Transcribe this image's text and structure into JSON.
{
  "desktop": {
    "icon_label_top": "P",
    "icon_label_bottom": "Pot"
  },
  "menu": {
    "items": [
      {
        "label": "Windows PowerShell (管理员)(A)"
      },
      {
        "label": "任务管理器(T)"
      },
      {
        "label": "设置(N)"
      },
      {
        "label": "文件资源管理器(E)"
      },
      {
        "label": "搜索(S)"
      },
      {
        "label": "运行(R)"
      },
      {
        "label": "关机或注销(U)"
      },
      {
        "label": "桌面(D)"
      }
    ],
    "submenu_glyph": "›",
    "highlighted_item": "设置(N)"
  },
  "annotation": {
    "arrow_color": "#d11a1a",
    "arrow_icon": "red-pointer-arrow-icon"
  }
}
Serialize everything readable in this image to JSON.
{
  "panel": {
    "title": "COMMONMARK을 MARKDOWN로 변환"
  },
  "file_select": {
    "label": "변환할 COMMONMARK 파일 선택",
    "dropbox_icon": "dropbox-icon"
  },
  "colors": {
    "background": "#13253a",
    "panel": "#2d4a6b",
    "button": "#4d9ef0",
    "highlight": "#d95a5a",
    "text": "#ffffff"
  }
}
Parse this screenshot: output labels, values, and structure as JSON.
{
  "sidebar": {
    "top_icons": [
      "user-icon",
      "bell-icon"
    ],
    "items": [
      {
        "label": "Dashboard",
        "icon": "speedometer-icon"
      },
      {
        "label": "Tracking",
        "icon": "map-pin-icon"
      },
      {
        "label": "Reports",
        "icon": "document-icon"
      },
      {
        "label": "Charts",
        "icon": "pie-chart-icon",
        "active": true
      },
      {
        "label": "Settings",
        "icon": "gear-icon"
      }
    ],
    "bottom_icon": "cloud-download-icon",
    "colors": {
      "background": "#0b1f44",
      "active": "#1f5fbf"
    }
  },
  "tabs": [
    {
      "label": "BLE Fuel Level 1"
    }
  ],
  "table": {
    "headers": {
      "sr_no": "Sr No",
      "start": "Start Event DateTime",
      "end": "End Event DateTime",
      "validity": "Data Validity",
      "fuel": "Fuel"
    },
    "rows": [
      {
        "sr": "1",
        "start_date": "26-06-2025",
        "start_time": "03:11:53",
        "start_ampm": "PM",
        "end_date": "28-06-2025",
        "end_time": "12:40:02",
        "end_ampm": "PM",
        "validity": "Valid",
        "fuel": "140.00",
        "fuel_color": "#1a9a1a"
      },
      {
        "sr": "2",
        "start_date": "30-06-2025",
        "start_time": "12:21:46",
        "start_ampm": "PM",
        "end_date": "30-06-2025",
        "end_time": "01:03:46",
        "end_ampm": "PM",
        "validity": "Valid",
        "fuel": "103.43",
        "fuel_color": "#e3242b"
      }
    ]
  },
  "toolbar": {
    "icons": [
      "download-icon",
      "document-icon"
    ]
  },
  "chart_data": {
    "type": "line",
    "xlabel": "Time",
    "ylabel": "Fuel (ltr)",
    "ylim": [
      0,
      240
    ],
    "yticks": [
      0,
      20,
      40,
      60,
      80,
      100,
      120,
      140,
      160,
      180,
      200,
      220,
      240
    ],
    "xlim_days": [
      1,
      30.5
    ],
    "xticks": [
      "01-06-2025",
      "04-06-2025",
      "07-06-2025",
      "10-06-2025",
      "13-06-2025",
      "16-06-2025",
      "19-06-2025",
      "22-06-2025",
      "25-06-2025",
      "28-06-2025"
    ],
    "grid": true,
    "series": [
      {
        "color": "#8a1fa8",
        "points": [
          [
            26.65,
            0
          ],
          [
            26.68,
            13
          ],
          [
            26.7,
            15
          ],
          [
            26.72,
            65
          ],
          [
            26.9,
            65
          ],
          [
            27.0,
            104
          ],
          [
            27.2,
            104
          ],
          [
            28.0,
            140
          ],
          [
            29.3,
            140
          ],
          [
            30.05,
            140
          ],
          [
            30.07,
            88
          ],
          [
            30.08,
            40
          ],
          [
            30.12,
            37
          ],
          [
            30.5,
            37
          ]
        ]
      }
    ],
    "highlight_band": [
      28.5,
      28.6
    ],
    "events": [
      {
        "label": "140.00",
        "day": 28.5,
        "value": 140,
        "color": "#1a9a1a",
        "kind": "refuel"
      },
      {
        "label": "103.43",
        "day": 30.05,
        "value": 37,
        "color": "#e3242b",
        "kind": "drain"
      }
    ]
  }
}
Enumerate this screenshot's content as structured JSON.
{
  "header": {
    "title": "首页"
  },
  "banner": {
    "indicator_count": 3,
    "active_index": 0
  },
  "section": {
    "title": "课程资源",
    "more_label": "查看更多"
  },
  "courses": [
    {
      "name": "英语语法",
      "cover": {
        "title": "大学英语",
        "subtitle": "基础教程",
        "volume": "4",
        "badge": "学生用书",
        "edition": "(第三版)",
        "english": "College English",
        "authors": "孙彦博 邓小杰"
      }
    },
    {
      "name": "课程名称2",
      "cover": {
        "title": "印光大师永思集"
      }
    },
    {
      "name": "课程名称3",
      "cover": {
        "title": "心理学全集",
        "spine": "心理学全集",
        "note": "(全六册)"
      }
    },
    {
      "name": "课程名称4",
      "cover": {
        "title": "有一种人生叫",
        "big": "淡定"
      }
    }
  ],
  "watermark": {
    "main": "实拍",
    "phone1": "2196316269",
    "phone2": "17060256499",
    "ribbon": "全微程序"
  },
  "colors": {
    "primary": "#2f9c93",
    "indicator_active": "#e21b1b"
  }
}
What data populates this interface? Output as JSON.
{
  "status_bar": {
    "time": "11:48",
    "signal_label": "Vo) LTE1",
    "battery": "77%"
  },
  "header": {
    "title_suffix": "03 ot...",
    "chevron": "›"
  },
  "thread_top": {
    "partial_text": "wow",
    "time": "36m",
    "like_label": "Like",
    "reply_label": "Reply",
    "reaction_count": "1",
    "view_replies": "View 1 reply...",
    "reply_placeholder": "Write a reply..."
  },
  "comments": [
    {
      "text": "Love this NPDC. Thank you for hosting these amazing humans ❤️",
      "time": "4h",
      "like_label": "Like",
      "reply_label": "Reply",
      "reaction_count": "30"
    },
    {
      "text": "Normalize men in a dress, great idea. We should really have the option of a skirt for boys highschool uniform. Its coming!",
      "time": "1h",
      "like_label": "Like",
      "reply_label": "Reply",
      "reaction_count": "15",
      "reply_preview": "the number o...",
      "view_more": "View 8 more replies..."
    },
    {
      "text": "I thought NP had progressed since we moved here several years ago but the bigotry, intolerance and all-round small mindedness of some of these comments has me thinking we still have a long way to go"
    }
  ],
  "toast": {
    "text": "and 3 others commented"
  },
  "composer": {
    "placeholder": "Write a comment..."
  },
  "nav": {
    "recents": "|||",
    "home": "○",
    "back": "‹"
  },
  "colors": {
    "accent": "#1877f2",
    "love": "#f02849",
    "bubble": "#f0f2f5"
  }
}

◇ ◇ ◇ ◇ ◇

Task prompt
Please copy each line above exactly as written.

Result
Transcribe this image's text and structure into JSON.
{
  "desktop": {
    "icon_label_top": "P",
    "icon_label_bottom": "Pot"
  },
  "menu": {
    "items": [
      {
        "label": "Windows PowerShell (管理员)(A)"
      },
      {
        "label": "任务管理器(T)"
      },
      {
        "label": "设置(N)"
      },
      {
        "label": "文件资源管理器(E)"
      },
      {
        "label": "搜索(S)"
      },
      {
        "label": "运行(R)"
      },
      {
        "label": "关机或注销(U)"
      },
      {
        "label": "桌面(D)"
      }
    ],
    "submenu_glyph": "›",
    "highlighted_item": "设置(N)"
  },
  "annotation": {
    "arrow_color": "#d11a1a",
    "arrow_icon": "red-pointer-arrow-icon"
  }
}
Serialize everything readable in this image to JSON.
{
  "panel": {
    "title": "COMMONMARK을 MARKDOWN로 변환"
  },
  "file_select": {
    "label": "변환할 COMMONMARK 파일 선택",
    "dropbox_icon": "dropbox-icon"
  },
  "colors": {
    "background": "#13253a",
    "panel": "#2d4a6b",
    "button": "#4d9ef0",
    "highlight": "#d95a5a",
    "text": "#ffffff"
  }
}
Parse this screenshot: output labels, values, and structure as JSON.
{
  "sidebar": {
    "top_icons": [
      "user-icon",
      "bell-icon"
    ],
    "items": [
      {
        "label": "Dashboard",
        "icon": "speedometer-icon"
      },
      {
        "label": "Tracking",
        "icon": "map-pin-icon"
      },
      {
        "label": "Reports",
        "icon": "document-icon"
      },
      {
        "label": "Charts",
        "icon": "pie-chart-icon",
        "active": true
      },
      {
        "label": "Settings",
        "icon": "gear-icon"
      }
    ],
    "bottom_icon": "cloud-download-icon",
    "colors": {
      "background": "#0b1f44",
      "active": "#1f5fbf"
    }
  },
  "tabs": [
    {
      "label": "BLE Fuel Level 1"
    }
  ],
  "table": {
    "headers": {
      "sr_no": "Sr No",
      "start": "Start Event DateTime",
      "end": "End Event DateTime",
      "validity": "Data Validity",
      "fuel": "Fuel"
    },
    "rows": [
      {
        "sr": "1",
        "start_date": "26-06-2025",
        "start_time": "03:11:53",
        "start_ampm": "PM",
        "end_date": "28-06-2025",
        "end_time": "12:40:02",
        "end_ampm": "PM",
        "validity": "Valid",
        "fuel": "140.00",
        "fuel_color": "#1a9a1a"
      },
      {
        "sr": "2",
        "start_date": "30-06-2025",
        "start_time": "12:21:46",
        "start_ampm": "PM",
        "end_date": "30-06-2025",
        "end_time": "01:03:46",
        "end_ampm": "PM",
        "validity": "Valid",
        "fuel": "103.43",
        "fuel_color": "#e3242b"
      }
    ]
  },
  "toolbar": {
    "icons": [
      "download-icon",
      "document-icon"
    ]
  },
  "chart_data": {
    "type": "line",
    "xlabel": "Time",
    "ylabel": "Fuel (ltr)",
    "ylim": [
      0,
      240
    ],
    "yticks": [
      0,
      20,
      40,
      60,
      80,
      100,
      120,
      140,
      160,
      180,
      200,
      220,
      240
    ],
    "xlim_days": [
      1,
      30.5
    ],
    "xticks": [
      "01-06-2025",
      "04-06-2025",
      "07-06-2025",
      "10-06-2025",
      "13-06-2025",
      "16-06-2025",
      "19-06-2025",
      "22-06-2025",
      "25-06-2025",
      "28-06-2025"
    ],
    "grid": true,
    "series": [
      {
        "color": "#8a1fa8",
        "points": [
          [
            26.65,
            0
          ],
          [
            26.68,
            13
          ],
          [
            26.7,
            15
          ],
          [
            26.72,
            65
          ],
          [
            26.9,
            65
          ],
          [
            27.0,
            104
          ],
          [
            27.2,
            104
          ],
          [
            28.0,
            140
          ],
          [
            29.3,
            140
          ],
          [
            30.05,
            140
          ],
          [
            30.07,
            88
          ],
          [
            30.08,
            40
          ],
          [
            30.12,
            37
          ],
          [
            30.5,
            37
          ]
        ]
      }
    ],
    "highlight_band": [
      28.5,
      28.6
    ],
    "events": [
      {
        "label": "140.00",
        "day": 28.5,
        "value": 140,
        "color": "#1a9a1a",
        "kind": "refuel"
      },
      {
        "label": "103.43",
        "day": 30.05,
        "value": 37,
        "color": "#e3242b",
        "kind": "drain"
      }
    ]
  }
}
Enumerate this screenshot's content as structured JSON.
{
  "header": {
    "title": "首页"
  },
  "banner": {
    "indicator_count": 3,
    "active_index": 0
  },
  "section": {
    "title": "课程资源",
    "more_label": "查看更多"
  },
  "courses": [
    {
      "name": "英语语法",
      "cover": {
        "title": "大学英语",
        "subtitle": "基础教程",
        "volume": "4",
        "badge": "学生用书",
        "edition": "(第三版)",
        "english": "College English",
        "authors": "孙彦博 邓小杰"
      }
    },
    {
      "name": "课程名称2",
      "cover": {
        "title": "印光大师永思集"
      }
    },
    {
      "name": "课程名称3",
      "cover": {
        "title": "心理学全集",
        "spine": "心理学全集",
        "note": "(全六册)"
      }
    },
    {
      "name": "课程名称4",
      "cover": {
        "title": "有一种人生叫",
        "big": "淡定"
      }
    }
  ],
  "watermark": {
    "main": "实拍",
    "phone1": "2196316269",
    "phone2": "17060256499",
    "ribbon": "全微程序"
  },
  "colors": {
    "primary": "#2f9c93",
    "indicator_active": "#e21b1b"
  }
}
What data populates this interface? Output as JSON.
{
  "status_bar": {
    "time": "11:48",
    "signal_label": "Vo) LTE1",
    "battery": "77%"
  },
  "header": {
    "title_suffix": "03 ot...",
    "chevron": "›"
  },
  "thread_top": {
    "partial_text": "wow",
    "time": "36m",
    "like_label": "Like",
    "reply_label": "Reply",
    "reaction_count": "1",
    "view_replies": "View 1 reply...",
    "reply_placeholder": "Write a reply..."
  },
  "comments": [
    {
      "text": "Love this NPDC. Thank you for hosting these amazing humans ❤️",
      "time": "4h",
      "like_label": "Like",
      "reply_label": "Reply",
      "reaction_count": "30"
    },
    {
      "text": "Normalize men in a dress, great idea. We should really have the option of a skirt for boys highschool uniform. Its coming!",
      "time": "1h",
      "like_label": "Like",
      "reply_label": "Reply",
      "reaction_count": "15",
      "reply_preview": "the number o...",
      "view_more": "View 8 more replies..."
    },
    {
      "text": "I thought NP had progressed since we moved here several years ago but the bigotry, intolerance and all-round small mindedness of some of these comments has me thinking we still have a long way to go"
    }
  ],
  "toast": {
    "text": "and 3 others commented"
  },
  "composer": {
    "placeholder": "Write a comment..."
  },
  "nav": {
    "recents": "|||",
    "home": "○",
    "back": "‹"
  },
  "colors": {
    "accent": "#1877f2",
    "love": "#f02849",
    "bubble": "#f0f2f5"
  }
}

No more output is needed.